Using the records below, find every line that includes "JSON" and copy it.

#####

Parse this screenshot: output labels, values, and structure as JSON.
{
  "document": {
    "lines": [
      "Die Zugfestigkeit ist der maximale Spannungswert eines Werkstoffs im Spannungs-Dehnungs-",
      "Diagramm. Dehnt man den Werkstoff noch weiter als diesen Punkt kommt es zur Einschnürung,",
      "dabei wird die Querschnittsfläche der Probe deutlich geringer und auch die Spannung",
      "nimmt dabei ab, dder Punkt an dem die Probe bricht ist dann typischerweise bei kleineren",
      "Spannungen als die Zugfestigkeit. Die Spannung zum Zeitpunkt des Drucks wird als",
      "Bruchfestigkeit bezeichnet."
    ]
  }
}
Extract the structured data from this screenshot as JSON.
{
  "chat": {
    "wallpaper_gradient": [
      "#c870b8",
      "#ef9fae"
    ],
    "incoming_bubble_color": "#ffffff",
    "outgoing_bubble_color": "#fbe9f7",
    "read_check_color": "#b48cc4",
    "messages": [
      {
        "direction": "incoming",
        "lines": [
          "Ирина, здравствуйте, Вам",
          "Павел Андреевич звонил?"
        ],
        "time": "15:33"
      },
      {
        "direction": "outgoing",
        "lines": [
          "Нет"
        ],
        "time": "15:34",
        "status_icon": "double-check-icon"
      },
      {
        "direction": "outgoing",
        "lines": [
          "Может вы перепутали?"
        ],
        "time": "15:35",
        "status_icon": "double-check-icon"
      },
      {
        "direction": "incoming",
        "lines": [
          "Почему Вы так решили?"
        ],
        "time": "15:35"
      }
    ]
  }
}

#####

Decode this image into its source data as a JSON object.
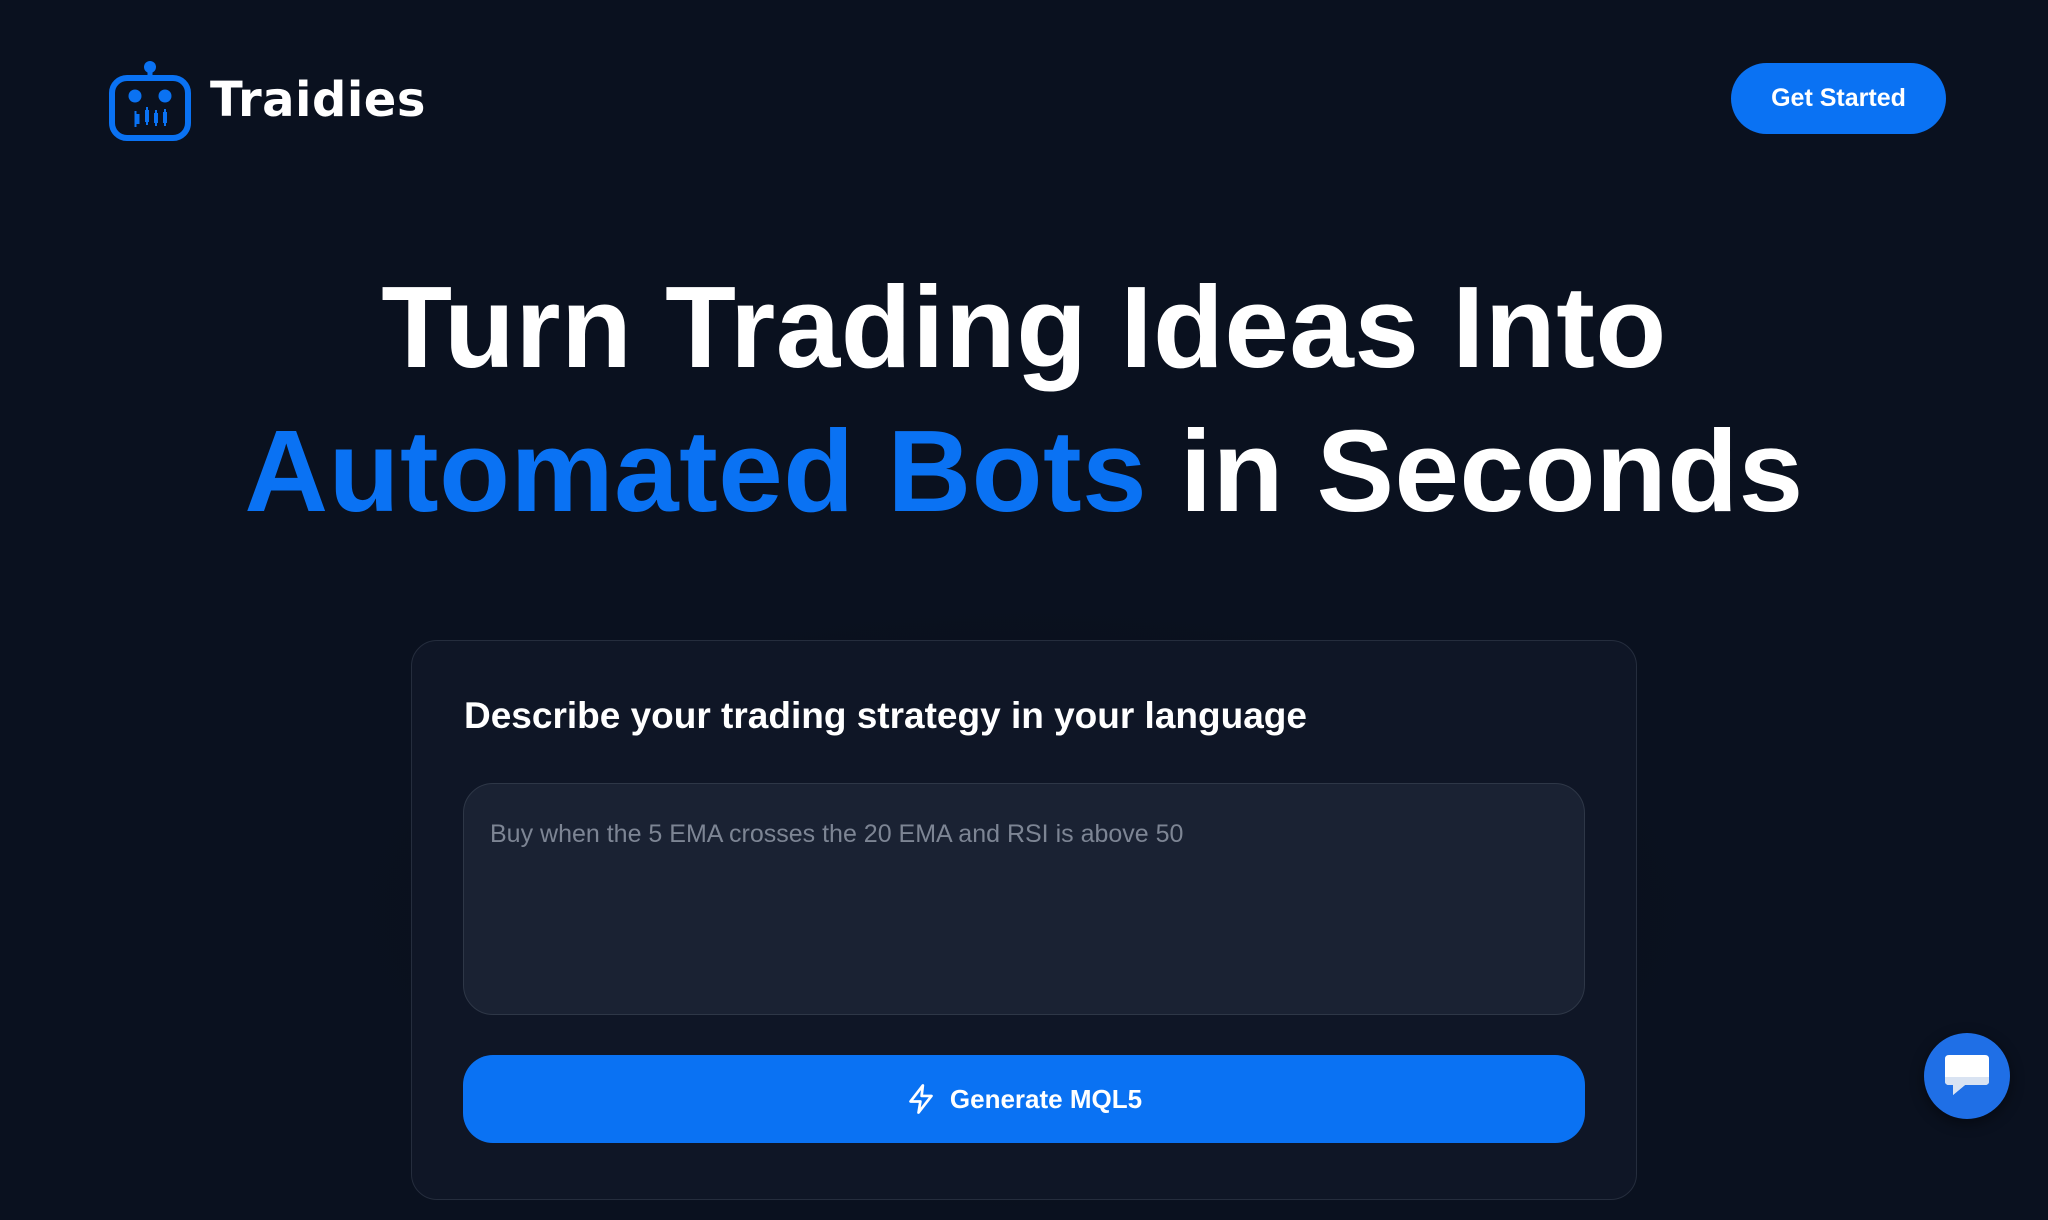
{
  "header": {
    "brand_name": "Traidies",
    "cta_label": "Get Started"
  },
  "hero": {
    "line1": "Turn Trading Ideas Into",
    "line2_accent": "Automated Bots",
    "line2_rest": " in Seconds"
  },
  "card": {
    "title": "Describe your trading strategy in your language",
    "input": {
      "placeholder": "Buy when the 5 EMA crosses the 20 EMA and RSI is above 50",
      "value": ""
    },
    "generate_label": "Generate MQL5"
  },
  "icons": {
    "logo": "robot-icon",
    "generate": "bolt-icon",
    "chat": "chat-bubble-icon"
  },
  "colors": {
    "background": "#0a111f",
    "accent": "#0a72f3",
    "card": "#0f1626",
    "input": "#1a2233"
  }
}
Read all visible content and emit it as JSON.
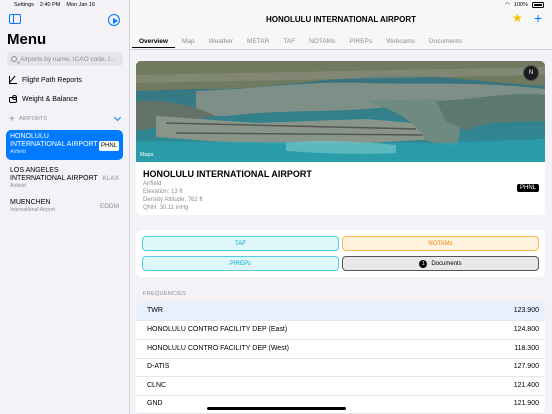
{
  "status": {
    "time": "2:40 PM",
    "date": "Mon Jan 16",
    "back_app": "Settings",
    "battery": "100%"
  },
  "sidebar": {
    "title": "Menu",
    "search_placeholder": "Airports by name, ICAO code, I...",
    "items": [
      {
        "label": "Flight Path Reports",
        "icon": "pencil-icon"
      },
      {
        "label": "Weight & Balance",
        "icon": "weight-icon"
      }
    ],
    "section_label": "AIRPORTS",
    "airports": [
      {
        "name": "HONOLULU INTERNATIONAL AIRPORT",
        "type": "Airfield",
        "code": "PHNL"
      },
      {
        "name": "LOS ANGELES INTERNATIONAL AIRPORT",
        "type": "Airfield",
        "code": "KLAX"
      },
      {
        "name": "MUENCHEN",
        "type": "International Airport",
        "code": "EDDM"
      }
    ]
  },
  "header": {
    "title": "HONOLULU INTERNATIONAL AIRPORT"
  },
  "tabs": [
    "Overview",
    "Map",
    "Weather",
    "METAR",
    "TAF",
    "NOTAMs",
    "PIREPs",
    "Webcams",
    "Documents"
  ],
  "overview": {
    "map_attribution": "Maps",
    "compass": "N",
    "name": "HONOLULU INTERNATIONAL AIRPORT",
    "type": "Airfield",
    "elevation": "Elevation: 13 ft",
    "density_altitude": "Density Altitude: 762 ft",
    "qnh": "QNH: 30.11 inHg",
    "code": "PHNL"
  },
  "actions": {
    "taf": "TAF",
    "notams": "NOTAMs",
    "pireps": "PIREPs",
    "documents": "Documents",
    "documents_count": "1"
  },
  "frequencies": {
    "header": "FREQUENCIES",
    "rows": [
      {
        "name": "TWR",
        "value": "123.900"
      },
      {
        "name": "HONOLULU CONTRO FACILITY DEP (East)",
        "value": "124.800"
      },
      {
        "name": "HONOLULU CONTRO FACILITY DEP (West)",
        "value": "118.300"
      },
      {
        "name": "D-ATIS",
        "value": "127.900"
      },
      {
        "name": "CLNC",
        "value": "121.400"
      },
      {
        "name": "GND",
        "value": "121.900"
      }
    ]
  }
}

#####

Output below:
Parse this screenshot: output labels, values, and structure as JSON.
Extract the structured data from this screenshot as JSON.
Decode this image into its source data as a JSON object.
Read all visible content and emit it as JSON.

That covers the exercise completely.